When a democracy functions properly, media revelations of executive branch misconduct typically result in an investigation by the legislative branch. Watergate epitomized this healthy dynamic—illegal acts exposed by the Washington Post prompted congressional hearings and ultimately prosecutions. In other words, checks and balances functioned properly, and the system both cleansed itself of wrongdoers and rejected the Nixonian notion that no matter what a president does, it is inherently legal.
So when the New York Times this week ran the headline "Senate Will Investigate National Security Leaks About Terrorism 'Kill List,'" it was a frightening sign that something has gone horribly wrong since the Woodward-and-Bernstein days.
Some background: Last week, the Times published an expose detailing how President Obama personally orders the execution of American citizens and foreigners that he labels "terrorists." According to the Times, this program deems "all military-age males in a strike zone as combatants"; allows the president to be judge, jury and executioner; and operates wholly outside of the law. Indeed, the Times reports that the administration justifies such dictatorial power by insisting that the Fifth Amendment's guarantee of due process can now "be satisfied by internal deliberations in the executive branch."
However, the memo laying out this utterly preposterous legal theory is secret—and, of course, hasn't been ratified by any court.

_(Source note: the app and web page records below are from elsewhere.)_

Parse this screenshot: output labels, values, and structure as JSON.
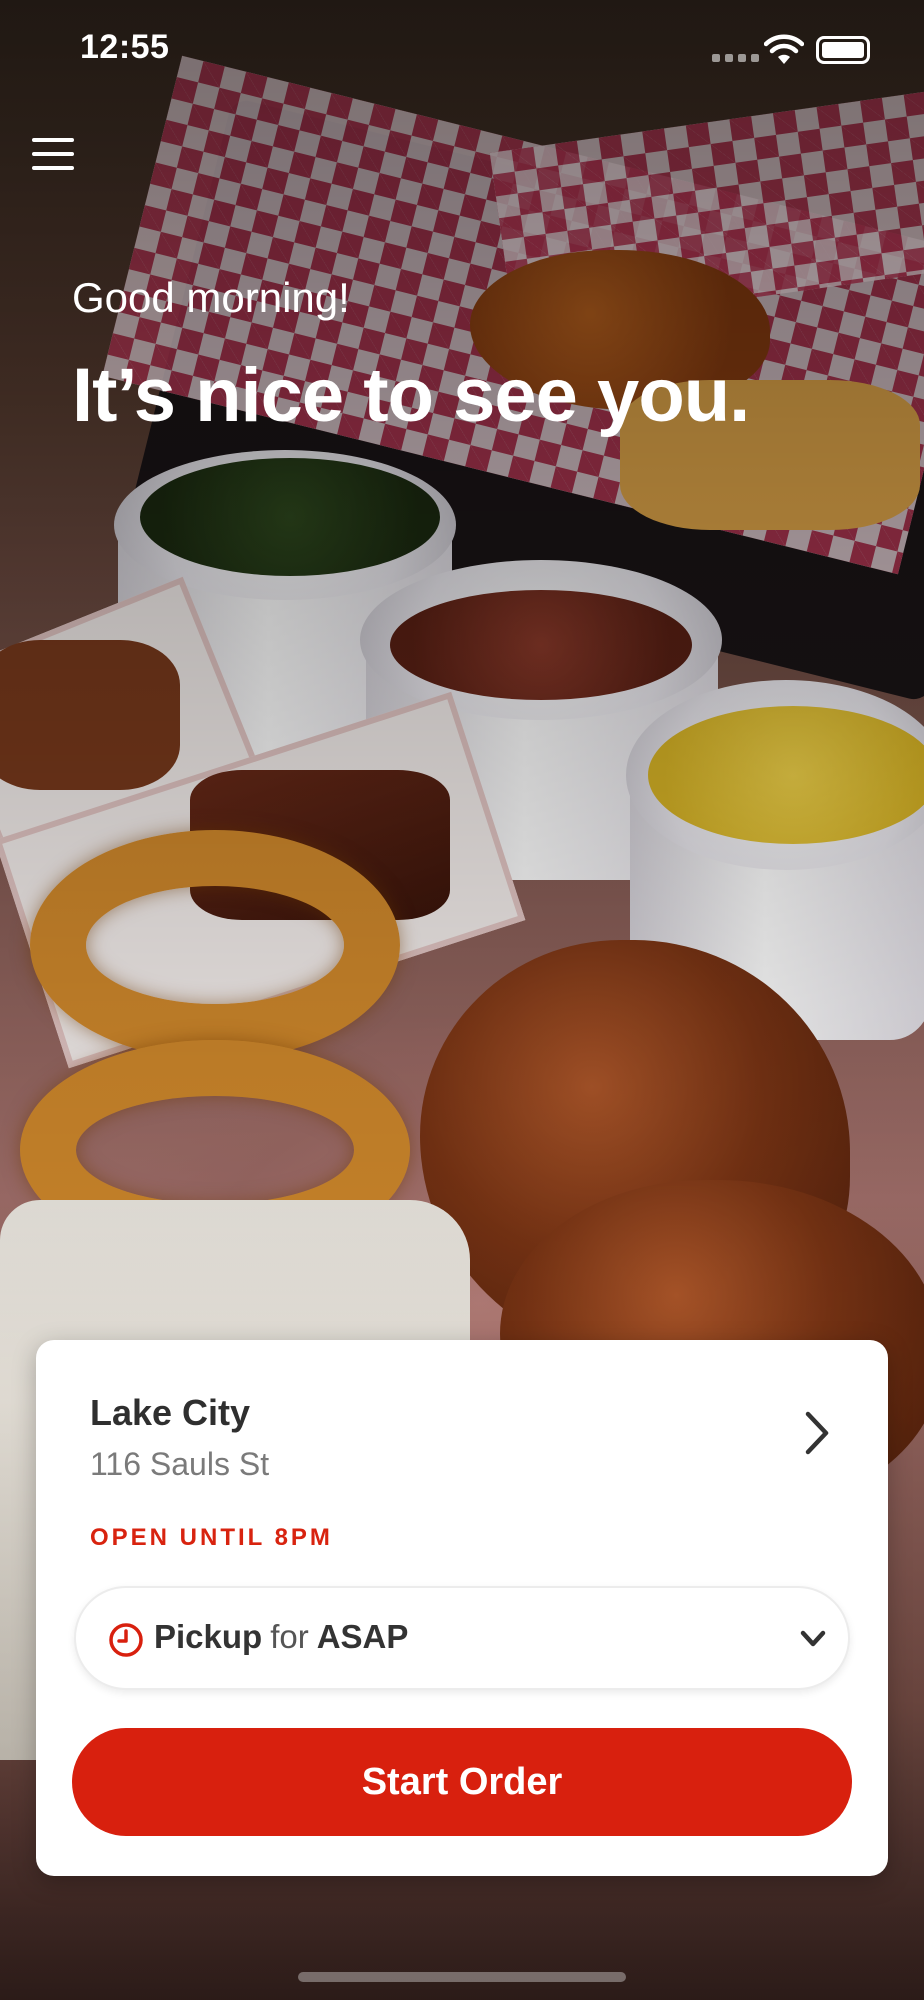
{
  "status_bar": {
    "time": "12:55"
  },
  "menu": {
    "icon": "hamburger-menu-icon"
  },
  "greeting": {
    "salutation": "Good morning!",
    "headline": "It’s nice to see you."
  },
  "location_card": {
    "name": "Lake City",
    "address": "116 Sauls St",
    "hours_status": "OPEN UNTIL 8PM",
    "order_mode": {
      "mode": "Pickup",
      "connector": "for",
      "time": "ASAP"
    },
    "start_button_label": "Start Order"
  },
  "colors": {
    "accent": "#d8200e",
    "card_background": "#ffffff",
    "status_text": "#d8230f"
  }
}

In terms of size, scope and long-term effects, this program makes the Watergate scandal look altogether quaint. You would therefore think that at minimum, even the most flaccid, rubber-stamp Congress might ask a few questions about the president's "kill list" and the dangerous precedents it sets.
But evidently, you would be wrong.
As the Times noted in that subsequent follow-up story, Congress is focused not on shutting down—or even overseeing—the assassination program. It is instead focused on making sure those who blew the whistle on it are punished. Why? Because that will ensure that other such unauthorized programs can continue.
If you think that description of motive is overwrought hyperbole, think again. As Sen. John McCain (R) made clear, he wants revelations of illegal activity halted and possibly prosecuted specifically because "such disclosures can only undermine similar ongoing or future operations."
This, of course, is part of a broader campaign against those who are courageously exposing illegality. As former Foreign Service officer Peter Van Buren reports, the federal government is now targeting whistleblowers for recrimination, with "the number of cases (against whistleblowers) suggest(ing) an organized strategy to deprive Americans of knowledge of the more disreputable things that their government does." That's right—rather than celebrating the heroes who expose wrongdoing and then stopping the illegal acts, the government is shooting the messengers in order to let the crimes continue.
If you are an Obama partisan who insists the crackdown is appropriate because your favored politician is in power, take heed of the president's own warning. As he said a few years ago, allowing any executive to ignore the Constitution is problematic because "you never know who is going to be president four years from now."
You also never know what other executive might make the same moves in your own hometown. After all, if a president is arguing that indictments, juries and trials aren't necessary to execute someone, it's not hard to imagine a governor or mayor arguing the same thing when locking people up.
That's why this war on whistleblowers is not just some theoretical problem only for academics to debate or for foreigners to worry about. It represents a genuine domestic threat to democracy itself. If through our silence and complacency we allow that threat to expand, we shouldn't be surprised when more of us are in the government's crosshairs.